◆ PROMPT
Read the lines below, and copy any that contain the string "icon".

◆ EXERCISE DATA

.....

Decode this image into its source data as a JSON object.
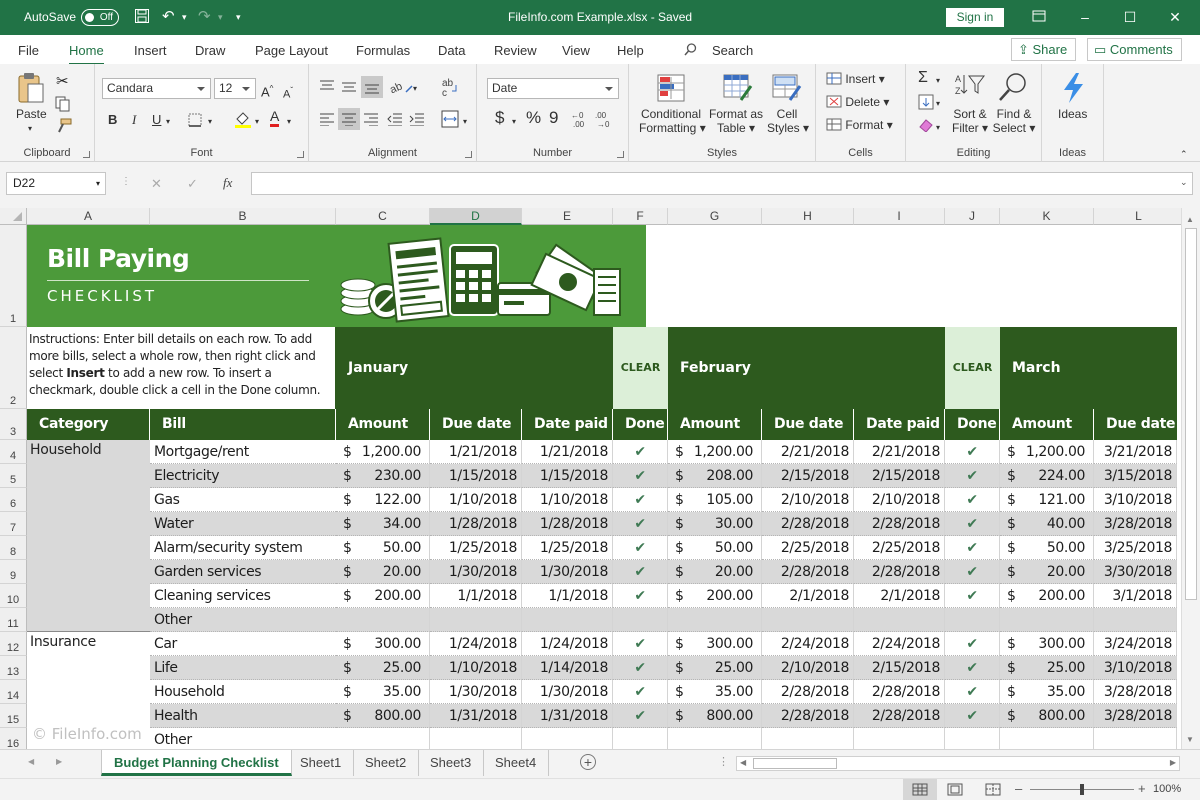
{
  "titlebar": {
    "autosave": "AutoSave",
    "toggle": "Off",
    "doc_title": "FileInfo.com Example.xlsx  -  Saved",
    "signin": "Sign in",
    "min": "–",
    "max": "☐",
    "close": "✕"
  },
  "tabs": [
    "File",
    "Home",
    "Insert",
    "Draw",
    "Page Layout",
    "Formulas",
    "Data",
    "Review",
    "View",
    "Help"
  ],
  "search_label": "Search",
  "share": "Share",
  "comments": "Comments",
  "ribbon": {
    "clipboard": {
      "paste": "Paste",
      "label": "Clipboard"
    },
    "font": {
      "name": "Candara",
      "size": "12",
      "label": "Font",
      "grow": "A",
      "shrink": "A",
      "bold": "B",
      "italic": "I",
      "underline": "U",
      "fontcolor": "A"
    },
    "alignment": {
      "label": "Alignment"
    },
    "number": {
      "format": "Date",
      "label": "Number",
      "currency": "$",
      "percent": "%",
      "comma": "9"
    },
    "styles": {
      "conditional": "Conditional",
      "conditional2": "Formatting",
      "format_as": "Format as",
      "format_as2": "Table",
      "cell": "Cell",
      "cell2": "Styles",
      "label": "Styles"
    },
    "cells": {
      "insert": "Insert",
      "delete": "Delete",
      "format": "Format",
      "label": "Cells"
    },
    "editing": {
      "sort": "Sort &",
      "sort2": "Filter",
      "find": "Find &",
      "find2": "Select",
      "label": "Editing",
      "sum": "Σ"
    },
    "ideas": {
      "btn": "Ideas",
      "label": "Ideas"
    }
  },
  "formula_bar": {
    "namebox": "D22",
    "fx": "fx",
    "cancel": "✕",
    "enter": "✓"
  },
  "columns": [
    "A",
    "B",
    "C",
    "D",
    "E",
    "F",
    "G",
    "H",
    "I",
    "J",
    "K",
    "L"
  ],
  "rows": [
    "1",
    "2",
    "3",
    "4",
    "5",
    "6",
    "7",
    "8",
    "9",
    "10",
    "11",
    "12",
    "13",
    "14",
    "15",
    "16"
  ],
  "banner": {
    "title": "Bill Paying",
    "subtitle": "CHECKLIST"
  },
  "instructions": {
    "a": "Instructions: Enter bill details on each row. To add more bills, select a whole row, then right click and select ",
    "b": "Insert",
    "c": " to add a new row. To insert a checkmark, double click a cell in the Done column."
  },
  "months": [
    "January",
    "February",
    "March"
  ],
  "clear": "CLEAR",
  "headers": {
    "category": "Category",
    "bill": "Bill",
    "amount": "Amount",
    "due": "Due date",
    "paid": "Date paid",
    "done": "Done"
  },
  "categories": [
    "Household",
    "Insurance"
  ],
  "bills": [
    {
      "bill": "Mortgage/rent",
      "jan": [
        "1,200.00",
        "1/21/2018",
        "1/21/2018"
      ],
      "feb": [
        "1,200.00",
        "2/21/2018",
        "2/21/2018"
      ],
      "mar": [
        "1,200.00",
        "3/21/2018"
      ],
      "done": true
    },
    {
      "bill": "Electricity",
      "jan": [
        "230.00",
        "1/15/2018",
        "1/15/2018"
      ],
      "feb": [
        "208.00",
        "2/15/2018",
        "2/15/2018"
      ],
      "mar": [
        "224.00",
        "3/15/2018"
      ],
      "done": true
    },
    {
      "bill": "Gas",
      "jan": [
        "122.00",
        "1/10/2018",
        "1/10/2018"
      ],
      "feb": [
        "105.00",
        "2/10/2018",
        "2/10/2018"
      ],
      "mar": [
        "121.00",
        "3/10/2018"
      ],
      "done": true
    },
    {
      "bill": "Water",
      "jan": [
        "34.00",
        "1/28/2018",
        "1/28/2018"
      ],
      "feb": [
        "30.00",
        "2/28/2018",
        "2/28/2018"
      ],
      "mar": [
        "40.00",
        "3/28/2018"
      ],
      "done": true
    },
    {
      "bill": "Alarm/security system",
      "jan": [
        "50.00",
        "1/25/2018",
        "1/25/2018"
      ],
      "feb": [
        "50.00",
        "2/25/2018",
        "2/25/2018"
      ],
      "mar": [
        "50.00",
        "3/25/2018"
      ],
      "done": true
    },
    {
      "bill": "Garden services",
      "jan": [
        "20.00",
        "1/30/2018",
        "1/30/2018"
      ],
      "feb": [
        "20.00",
        "2/28/2018",
        "2/28/2018"
      ],
      "mar": [
        "20.00",
        "3/30/2018"
      ],
      "done": true
    },
    {
      "bill": "Cleaning services",
      "jan": [
        "200.00",
        "1/1/2018",
        "1/1/2018"
      ],
      "feb": [
        "200.00",
        "2/1/2018",
        "2/1/2018"
      ],
      "mar": [
        "200.00",
        "3/1/2018"
      ],
      "done": true
    },
    {
      "bill": "Other",
      "jan": [
        "",
        "",
        ""
      ],
      "feb": [
        "",
        "",
        ""
      ],
      "mar": [
        "",
        ""
      ],
      "done": false
    },
    {
      "bill": "Car",
      "jan": [
        "300.00",
        "1/24/2018",
        "1/24/2018"
      ],
      "feb": [
        "300.00",
        "2/24/2018",
        "2/24/2018"
      ],
      "mar": [
        "300.00",
        "3/24/2018"
      ],
      "done": true
    },
    {
      "bill": "Life",
      "jan": [
        "25.00",
        "1/10/2018",
        "1/14/2018"
      ],
      "feb": [
        "25.00",
        "2/10/2018",
        "2/15/2018"
      ],
      "mar": [
        "25.00",
        "3/10/2018"
      ],
      "done": true
    },
    {
      "bill": "Household",
      "jan": [
        "35.00",
        "1/30/2018",
        "1/30/2018"
      ],
      "feb": [
        "35.00",
        "2/28/2018",
        "2/28/2018"
      ],
      "mar": [
        "35.00",
        "3/28/2018"
      ],
      "done": true
    },
    {
      "bill": "Health",
      "jan": [
        "800.00",
        "1/31/2018",
        "1/31/2018"
      ],
      "feb": [
        "800.00",
        "2/28/2018",
        "2/28/2018"
      ],
      "mar": [
        "800.00",
        "3/28/2018"
      ],
      "done": true
    },
    {
      "bill": "Other",
      "jan": [
        "",
        "",
        ""
      ],
      "feb": [
        "",
        "",
        ""
      ],
      "mar": [
        "",
        ""
      ],
      "done": false
    }
  ],
  "currency": "$",
  "check": "✔",
  "watermark": "© FileInfo.com",
  "sheets": [
    "Budget Planning Checklist",
    "Sheet1",
    "Sheet2",
    "Sheet3",
    "Sheet4"
  ],
  "add_sheet": "+",
  "status": {
    "zoom": "100%",
    "minus": "–",
    "plus": "+"
  },
  "colors": {
    "accent": "#217346",
    "header_green": "#2d5a1e",
    "banner_green": "#4c9a3a",
    "clear_bg": "#dcefd8"
  }
}
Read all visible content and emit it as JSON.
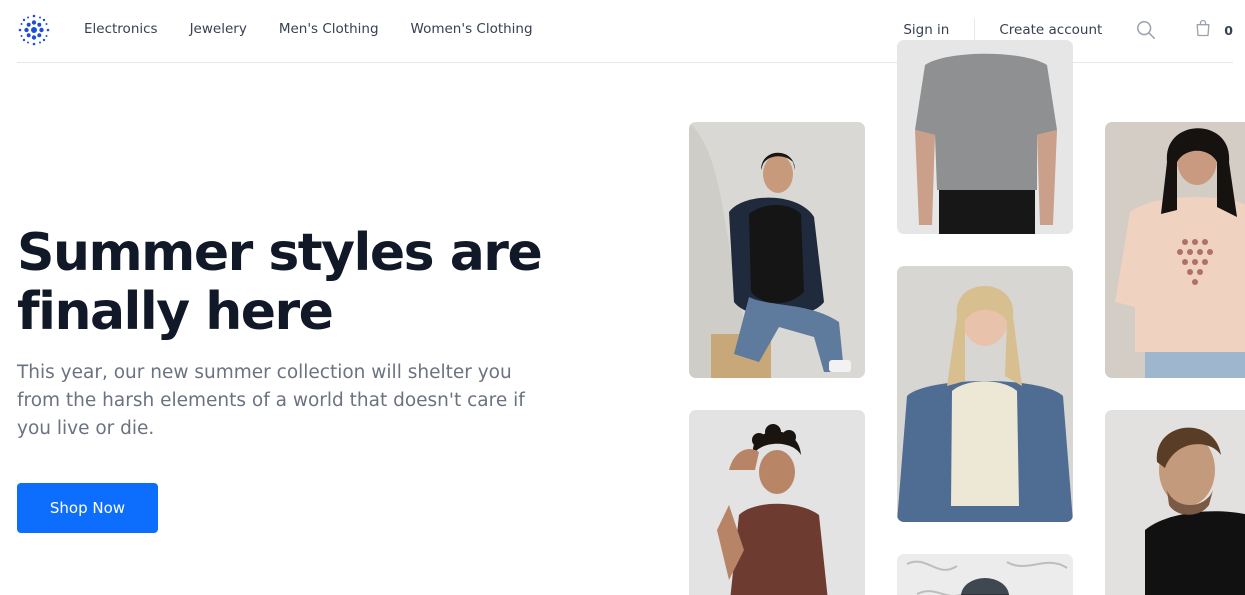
{
  "header": {
    "logo_icon": "starburst-logo-icon",
    "nav": [
      {
        "label": "Electronics"
      },
      {
        "label": "Jewelery"
      },
      {
        "label": "Men's Clothing"
      },
      {
        "label": "Women's Clothing"
      }
    ],
    "sign_in": "Sign in",
    "create_account": "Create account",
    "search_icon": "search-icon",
    "cart_icon": "shopping-bag-icon",
    "cart_count": "0"
  },
  "hero": {
    "title_line1": "Summer styles are",
    "title_line2": "finally here",
    "description": "This year, our new summer collection will shelter you from the harsh elements of a world that doesn't care if you live or die.",
    "cta": "Shop Now"
  },
  "colors": {
    "accent": "#0d6efd",
    "heading": "#111827",
    "body_text": "#6b7280"
  }
}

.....

◆ TASK SOLUTION
    "logo_icon": "starburst-logo-icon",
    "search_icon": "search-icon",
    "cart_icon": "shopping-bag-icon",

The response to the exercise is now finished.